is one key reason why Pook is so successful.
leads me back to NY City. I knew if anyone could get a
race done in NY City, it was going to have to be Chris Pook,
so I gave him a call. Chris took it from there. He
setup a meeting with the City, made a strong presentation, and
got them excited about a possible race. Things were
progressing nicely, and Chris told me he might be able to make
a race happen as early as 2004. Then September 11th, and
the great tragedy that befell NY City. Unfortunately,
that immediately put the race planning on hold, but not before
considerable progress was made. Will it ever be resurrected?
One would hope so once the City gets back on its feet and the
World Trade Center mess is cleaned up, but that won't be for
awhile. For now, the City's funds are better spent on
he's been doing this so long, he understands what it takes to
make events successful. He understands the politics,
promoter issues, sponsor issues, team issues, driver issues,
TV issues, etc. In short, Pook's the best man for the
job and endless searches (that some board members want to
pursue) are not going to turn up anyone more qualified (no,
Bernie Ecclestone is not available) than Pook. It's my
understanding that if Pook gets elected to run CART, he would
immediately resign his position at Dover Downs, to avoid any
conflicts of interest, and that Dover Downs in onboard with
that. Rumors that he's not available just are not true.
what's the holdup? There are important issues that must

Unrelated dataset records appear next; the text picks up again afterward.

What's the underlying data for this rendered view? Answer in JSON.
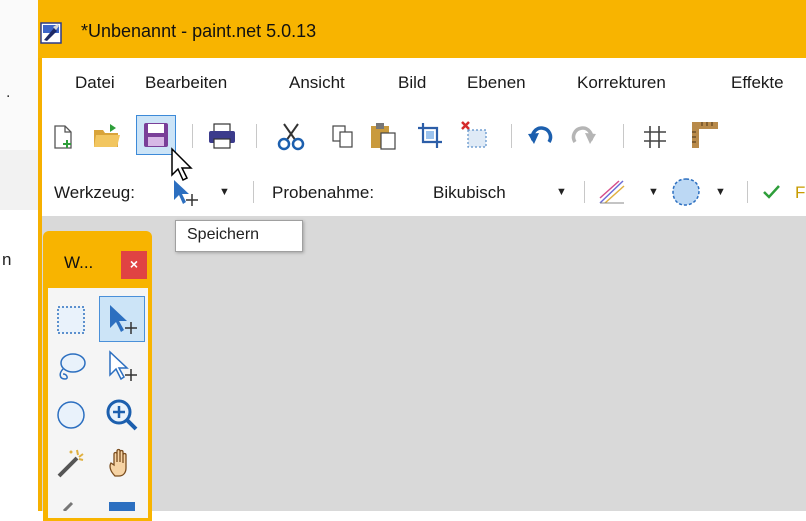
{
  "window": {
    "title": "*Unbenannt - paint.net 5.0.13",
    "accent_color": "#f8b400"
  },
  "menu": [
    "Datei",
    "Bearbeiten",
    "Ansicht",
    "Bild",
    "Ebenen",
    "Korrekturen",
    "Effekte"
  ],
  "toolbar": {
    "icons": [
      "new-file-icon",
      "open-folder-icon",
      "save-icon",
      "print-icon",
      "cut-icon",
      "copy-icon",
      "paste-icon",
      "crop-icon",
      "deselect-icon",
      "undo-icon",
      "redo-icon",
      "grid-icon",
      "ruler-icon"
    ]
  },
  "options_bar": {
    "tool_label": "Werkzeug:",
    "sampling_label": "Probenahme:",
    "sampling_value": "Bikubisch",
    "partial_label": "F"
  },
  "tooltip": {
    "text": "Speichern"
  },
  "tools_panel": {
    "title": "W...",
    "close_label": "×",
    "tools": [
      "rectangle-select",
      "move-selection",
      "lasso-select",
      "move-selection-outline",
      "ellipse-select",
      "zoom",
      "magic-wand",
      "pan"
    ]
  },
  "background_window": {
    "text_dot": ".",
    "text_n": "n"
  }
}
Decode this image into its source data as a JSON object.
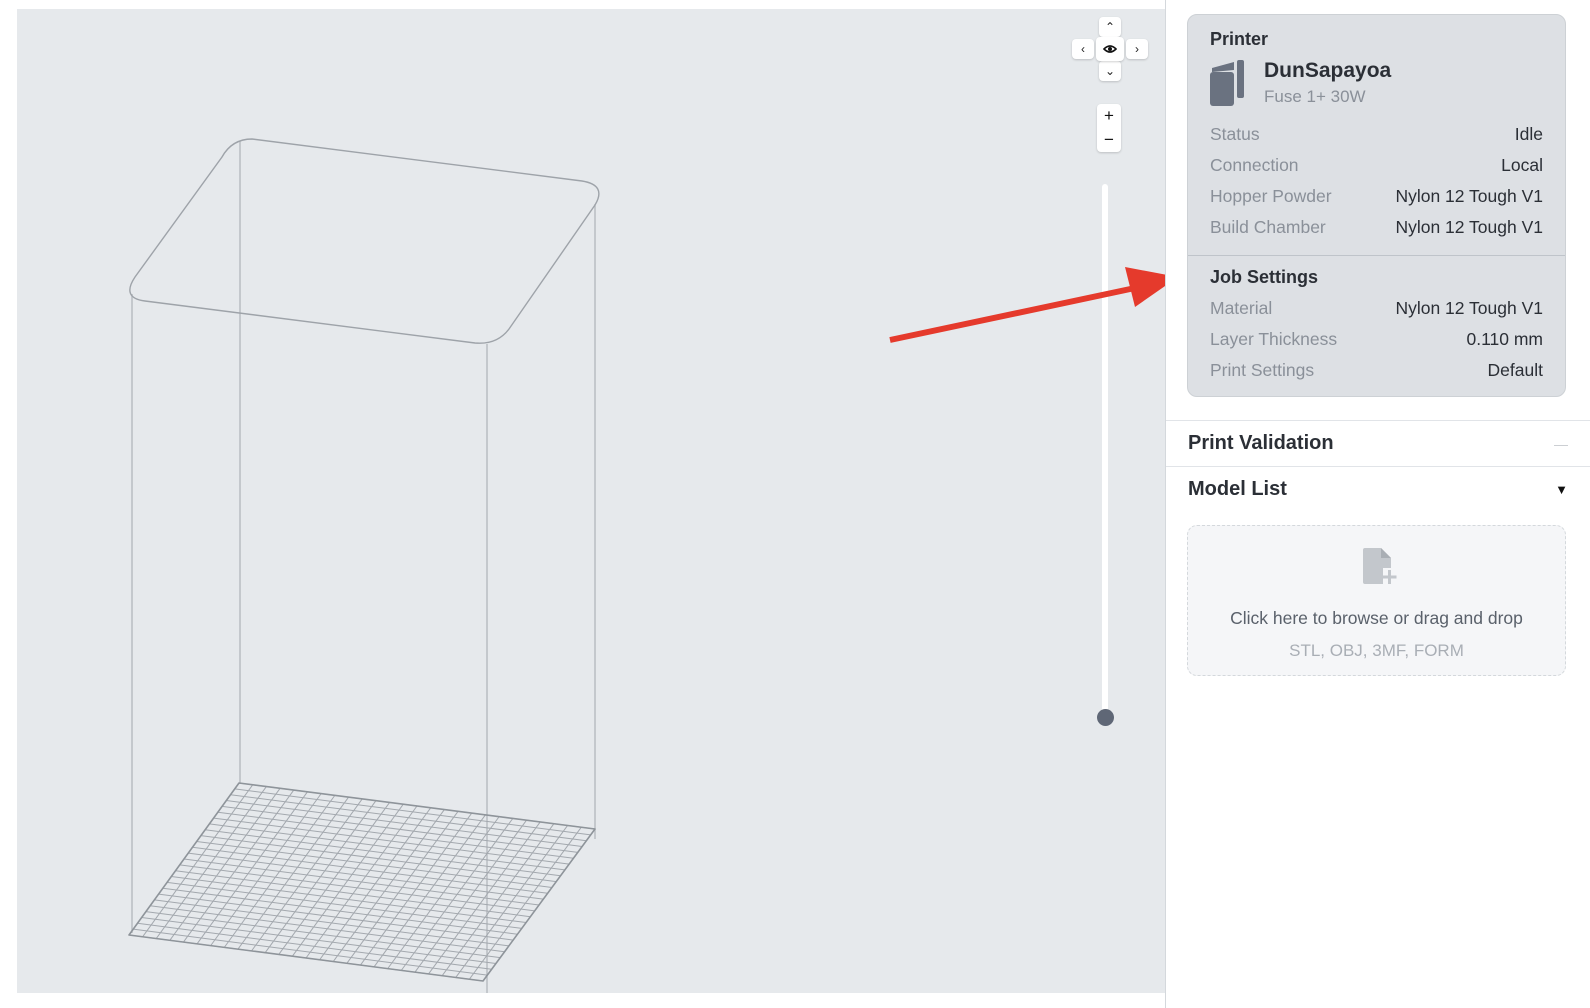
{
  "printer": {
    "heading": "Printer",
    "name": "DunSapayoa",
    "model": "Fuse 1+ 30W",
    "details": [
      {
        "label": "Status",
        "value": "Idle"
      },
      {
        "label": "Connection",
        "value": "Local"
      },
      {
        "label": "Hopper Powder",
        "value": "Nylon 12 Tough V1"
      },
      {
        "label": "Build Chamber",
        "value": "Nylon 12 Tough V1"
      }
    ]
  },
  "job_settings": {
    "heading": "Job Settings",
    "details": [
      {
        "label": "Material",
        "value": "Nylon 12 Tough V1"
      },
      {
        "label": "Layer Thickness",
        "value": "0.110 mm"
      },
      {
        "label": "Print Settings",
        "value": "Default"
      }
    ]
  },
  "print_validation": {
    "title": "Print Validation",
    "icon": "minus-icon"
  },
  "model_list": {
    "title": "Model List",
    "icon": "caret-down-icon",
    "dropzone_text": "Click here to browse or drag and drop",
    "dropzone_formats": "STL, OBJ, 3MF, FORM"
  },
  "view_controls": {
    "zoom_in": "+",
    "zoom_out": "−"
  },
  "layer_slider": {
    "position": 0.0
  },
  "colors": {
    "viewport_bg": "#e6e9ec",
    "annotation_arrow": "#e53a2c",
    "card_bg": "#dde0e4",
    "slider_thumb": "#5f6776"
  }
}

be addressed for next season, and addressed immediately.
Miami. Engines. International TV. Attracting
more teams and sponsors. Stabilizing CART, a ship taking
on water and listing severely.
bringing on Pook isn't the only answer. CART itself must
be restructured, it's too slow to act and there's too many
conflicts of interest. The Franchise Board must be
dissolved and made into strictly an advisory board, with no
real voting rights. Right now its an obstruction. To
streamline technical decisions, let John Lopes and CART Race
Operations make the technical decisions for the series, with
the board giving them advice. If the Delaware Board
doesn't like the job Lopes and company does, send them
packing. These meetings where team owners argue passionately....but
endlessly about technical decisions, must stop.
or three team owners should be on the Delaware Board to represent
the team owners interests. The rest should be astute
businessman who also understand racing. Grosfeld and Vannini
come to mind. I would also reduce the size of the
Delaware Board from 12 to as little as 7 to get things done
most of the team owners have cashed out their stock, what leg
do they have to stand on to be on the board making decisions?
They no longer own a part of the company. Jerry
Forsythe has a lot of stock, and continues to buy. By
all means give this man a seat on the streamlined Delaware
Board. As for the others who have taken their money and
run, oh well you made your bed, sleep in it. Carl Haas still
has some stock. Ditto for Ganassi. I'm not sure
about Barry Green, but he certainly seems to be a neutral,
diplomatic guy. Pick one of these guys as the 2nd team owner
rep on the Delaware Board.
Will Chris Pook be
CART's next President? Does
the Delaware Board have the wherewithal to dissolve the
Franchise Board, and chop itself nearly in half? Will
they let this President do the job he's being elected to
do? Or will CART continue to flounder because it can't
get out of its own way?
Stay tuned as this
soap opera unfolds.
The author can be contacted at firstname.lastname@example.org
to discuss this article